The art of recognising war

Recall in the previous post, I mentioned a number of hyenas who were missing and said that it was somewhat meaningful. Well, here’s why: On Tuesday, the nightly feeding had finished and I was sitting inside Yusuf’s house with the family when I heard a commotion outside. It was hyena commotion: growling, lowing and groaning; the kinds of noises hyenas make when they’re being aggressive or territorial. I went out into the darkness and saw the silhouettes of several hyenas running up the road towards Argobberi. They were very aroused – tails up, manes bristling and strutting the way that aggressive hyenas do. Running after them, I thought that the Sofi hyenas were about to confront the Aboker hyenas at the territorial boundary at Argobberi, as with a previous incident. I had to catch up and take footage of one of these rare incidents. But at about halfway up the road, the hyenas turned around and charged back towards the Sofi feeding place. I followed them down and arrived at the shrine where Abbas was standing, and he said to me in Harari, ‘Did you see that Marcus! Aboker hyena!’ I tried to make out which hyena it was that the others were being so aggressive towards and wondered if I was about to see an Aboker hyena torn to pieces at the Sofi feeding place. But then it dawned on me. In Harari, the singular term for hyenas is used as often, if not more often, than the plural, and Abbas was in fact saying ‘Aboker hyenas!’ Plural! All of the hyenas who had charged down the road and were now swarming all over the ground at the Sofi feeding place were Aboker hyenas. It was a raid!
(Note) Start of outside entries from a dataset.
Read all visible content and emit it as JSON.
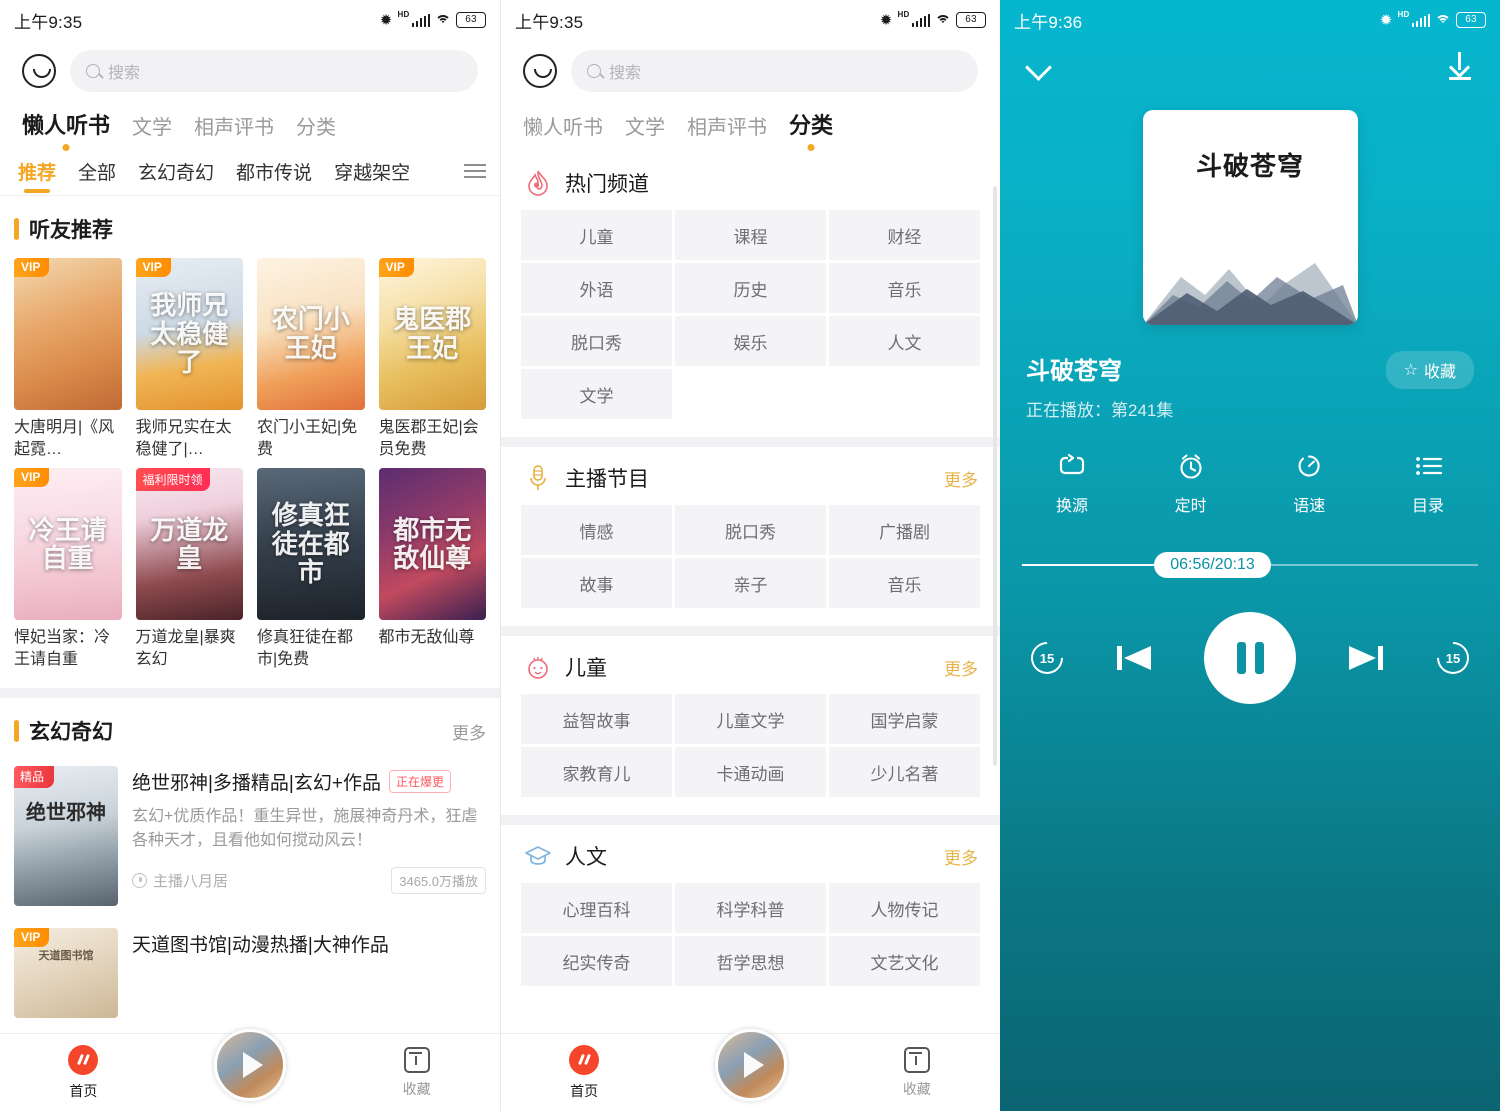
{
  "status_bar": {
    "time_left": "上午9:35",
    "time_right": "上午9:36",
    "battery": "63",
    "hd": "HD"
  },
  "search": {
    "placeholder": "搜索"
  },
  "panel1": {
    "main_tabs": [
      {
        "label": "懒人听书",
        "active": true
      },
      {
        "label": "文学",
        "active": false
      },
      {
        "label": "相声评书",
        "active": false
      },
      {
        "label": "分类",
        "active": false
      }
    ],
    "sub_tabs": [
      {
        "label": "推荐",
        "active": true
      },
      {
        "label": "全部",
        "active": false
      },
      {
        "label": "玄幻奇幻",
        "active": false
      },
      {
        "label": "都市传说",
        "active": false
      },
      {
        "label": "穿越架空",
        "active": false
      }
    ],
    "section1": {
      "title": "听友推荐"
    },
    "books": [
      {
        "title": "大唐明月|《风起霓…",
        "badge": "VIP",
        "badge_type": "vip",
        "cover_text": ""
      },
      {
        "title": "我师兄实在太稳健了|…",
        "badge": "VIP",
        "badge_type": "vip",
        "cover_text": "我师兄太稳健了"
      },
      {
        "title": "农门小王妃|免费",
        "badge": "",
        "badge_type": "",
        "cover_text": "农门小王妃"
      },
      {
        "title": "鬼医郡王妃|会员免费",
        "badge": "VIP",
        "badge_type": "vip",
        "cover_text": "鬼医郡王妃"
      },
      {
        "title": "悍妃当家：冷王请自重",
        "badge": "VIP",
        "badge_type": "vip",
        "cover_text": "冷王请自重"
      },
      {
        "title": "万道龙皇|暴爽玄幻",
        "badge": "福利限时领",
        "badge_type": "fuli",
        "cover_text": "万道龙皇"
      },
      {
        "title": "修真狂徒在都市|免费",
        "badge": "",
        "badge_type": "",
        "cover_text": "修真狂徒在都市"
      },
      {
        "title": "都市无敌仙尊",
        "badge": "",
        "badge_type": "",
        "cover_text": "都市无敌仙尊"
      }
    ],
    "section2": {
      "title": "玄幻奇幻",
      "more": "更多"
    },
    "list_items": [
      {
        "title": "绝世邪神|多播精品|玄幻+作品",
        "tag": "正在爆更",
        "badge": "精品",
        "cover_text": "绝世邪神",
        "desc": "玄幻+优质作品！重生异世，施展神奇丹术，狂虐各种天才，且看他如何搅动风云！",
        "anchor": "主播八月居",
        "plays": "3465.0万播放"
      },
      {
        "title": "天道图书馆|动漫热播|大神作品",
        "tag": "",
        "badge": "VIP",
        "cover_text": "天道图书馆",
        "desc": "",
        "anchor": "",
        "plays": ""
      }
    ],
    "bottom_nav": [
      {
        "label": "首页",
        "icon": "home-icon",
        "active": true
      },
      {
        "label": "收藏",
        "icon": "favorite-icon",
        "active": false
      }
    ]
  },
  "panel2": {
    "main_tabs": [
      {
        "label": "懒人听书",
        "active": false
      },
      {
        "label": "文学",
        "active": false
      },
      {
        "label": "相声评书",
        "active": false
      },
      {
        "label": "分类",
        "active": true
      }
    ],
    "sections": [
      {
        "title": "热门频道",
        "icon": "flame-icon",
        "more": "",
        "chips": [
          "儿童",
          "课程",
          "财经",
          "外语",
          "历史",
          "音乐",
          "脱口秀",
          "娱乐",
          "人文",
          "文学"
        ]
      },
      {
        "title": "主播节目",
        "icon": "microphone-icon",
        "more": "更多",
        "chips": [
          "情感",
          "脱口秀",
          "广播剧",
          "故事",
          "亲子",
          "音乐"
        ]
      },
      {
        "title": "儿童",
        "icon": "baby-face-icon",
        "more": "更多",
        "chips": [
          "益智故事",
          "儿童文学",
          "国学启蒙",
          "家教育儿",
          "卡通动画",
          "少儿名著"
        ]
      },
      {
        "title": "人文",
        "icon": "graduation-cap-icon",
        "more": "更多",
        "chips": [
          "心理百科",
          "科学科普",
          "人物传记",
          "纪实传奇",
          "哲学思想",
          "文艺文化"
        ]
      }
    ],
    "bottom_nav": [
      {
        "label": "首页",
        "icon": "home-icon",
        "active": true
      },
      {
        "label": "收藏",
        "icon": "favorite-icon",
        "active": false
      }
    ]
  },
  "panel3": {
    "album_title": "斗破苍穹",
    "book_title": "斗破苍穹",
    "now_playing": "正在播放：第241集",
    "favorite_label": "收藏",
    "tools": [
      {
        "label": "换源",
        "icon": "repeat-source-icon"
      },
      {
        "label": "定时",
        "icon": "alarm-clock-icon"
      },
      {
        "label": "语速",
        "icon": "speed-icon"
      },
      {
        "label": "目录",
        "icon": "list-catalog-icon"
      }
    ],
    "progress": {
      "current": "06:56",
      "total": "20:13",
      "display": "06:56/20:13",
      "percent": 34
    },
    "controls": {
      "rewind": "15",
      "forward": "15",
      "prev": "previous-track-icon",
      "next": "next-track-icon",
      "play_state": "pause-icon"
    }
  }
}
These Aboker hyenas are really something else. The guy who feeds them compels them to be very bold, or else they don’t get food, so they are really audacious in the presence of humans – even unfamiliar ones. They didn’t even flinch when I went to the outside of the compound and stood among them listening to some Sofi hyenas whooping in the distance. What’s more, three hyenas marched on into Yusuf’s compound and started stealing bits of meat from one of the food buckets. It was all Yusuf’s girls could do to chase them off. Abbas was giving a commentary as all this was happening. He pointed out how big these Aboker hyenas are – they are bloody big – and how the two high-ranking females of the Sofi clan, Koti and Chaltu, were nowhere to be seen. It was really something remarkable to see so many of the enemy in the core feeding area of the Sofi clan and I actually felt a little indignant about this invasion.

But then it got more interesting. Abbas said that these Aboker hyenas have in fact invaded the Sofi territory on several occasions in the last three months. And there has apparently been some serious fighting. Tukwondilli disappeared after being badly wounded and I’ve counted four hyenas with limps. One of these, Borrocha is in fact so badly injured that he will probably die, and if not he will at least lose a leg. And I wonder how many of the missing hyenas I mentioned in the last post, went the same way as Tukwondilli. Something is happening in terms of power relations between the two provisioned clans of Harar. It looks like the Sofi clan is very weak at the moment. Very few of the big females remain and those who do, apparently have insufficient confidence to defend their territory. Does this spell the end of Sofi control over their own feeding place? And what about the Aboker hyenas? How would they divide their time between two different places where feeding occurs simultaneously? I’ve often balked at the accepted term for hyena interclan-disputes: ‘clan war’. It’s a strong term for what’s often a lot of innocuous posturing without any dramatic change resulting. But in this case I think it applies.

Borrocha Injured

Borrocha with an injured leg and part of his face missing

From video: Two Aboker hyenas in front of the shrine at the Sofi feeding place

From video: Two Aboker hyenas in front of the shrine at the Sofi feeding place

Advertisements